▶ _YOUR GOAL_: Gather every line in the records below that contains the word "What".

** RECORDS PROVIDED follows **

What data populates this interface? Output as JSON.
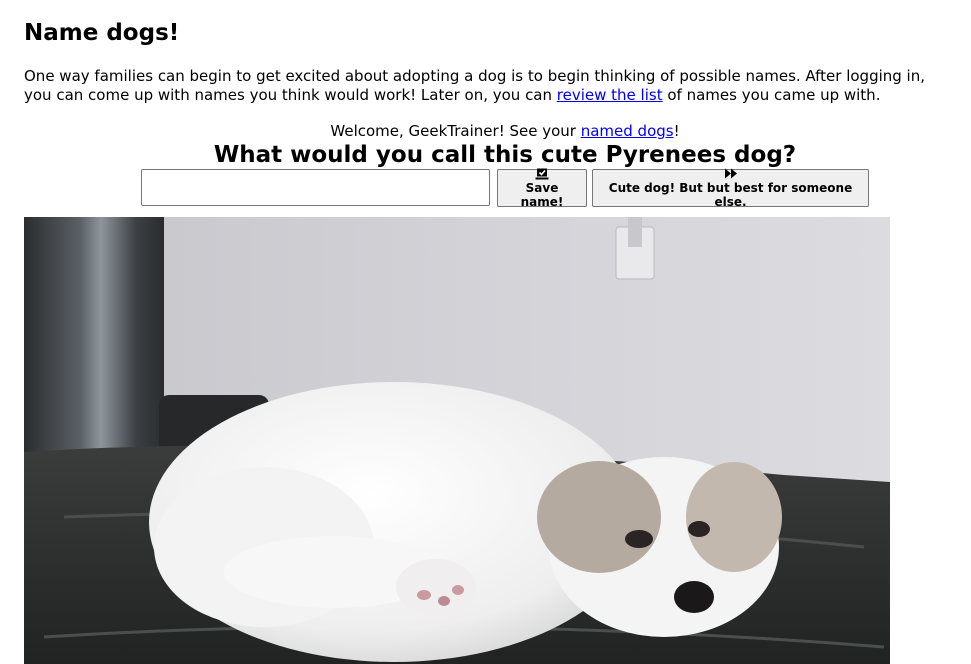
{
  "page": {
    "title": "Name dogs!",
    "intro_before_link": "One way families can begin to get excited about adopting a dog is to begin thinking of possible names. After logging in,",
    "intro_line2_before_link": "you can come up with names you think would work! Later on, you can ",
    "intro_link": "review the list",
    "intro_after_link": " of names you came up with."
  },
  "welcome": {
    "prefix": "Welcome, GeekTrainer! See your ",
    "link": "named dogs",
    "suffix": "!"
  },
  "question": "What would you call this cute Pyrenees dog?",
  "form": {
    "name_value": "",
    "save_icon": "save-icon",
    "save_label": "Save name!",
    "skip_icon": "fast-forward-icon",
    "skip_label": "Cute dog! But but best for someone else."
  },
  "photo": {
    "subject": "white Great Pyrenees puppy lying on a dark leather ottoman"
  }
}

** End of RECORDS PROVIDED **

▶ _SOLUTION BELOW_:
What data populates this interface? Output as JSON.
  "question": "What would you call this cute Pyrenees dog?",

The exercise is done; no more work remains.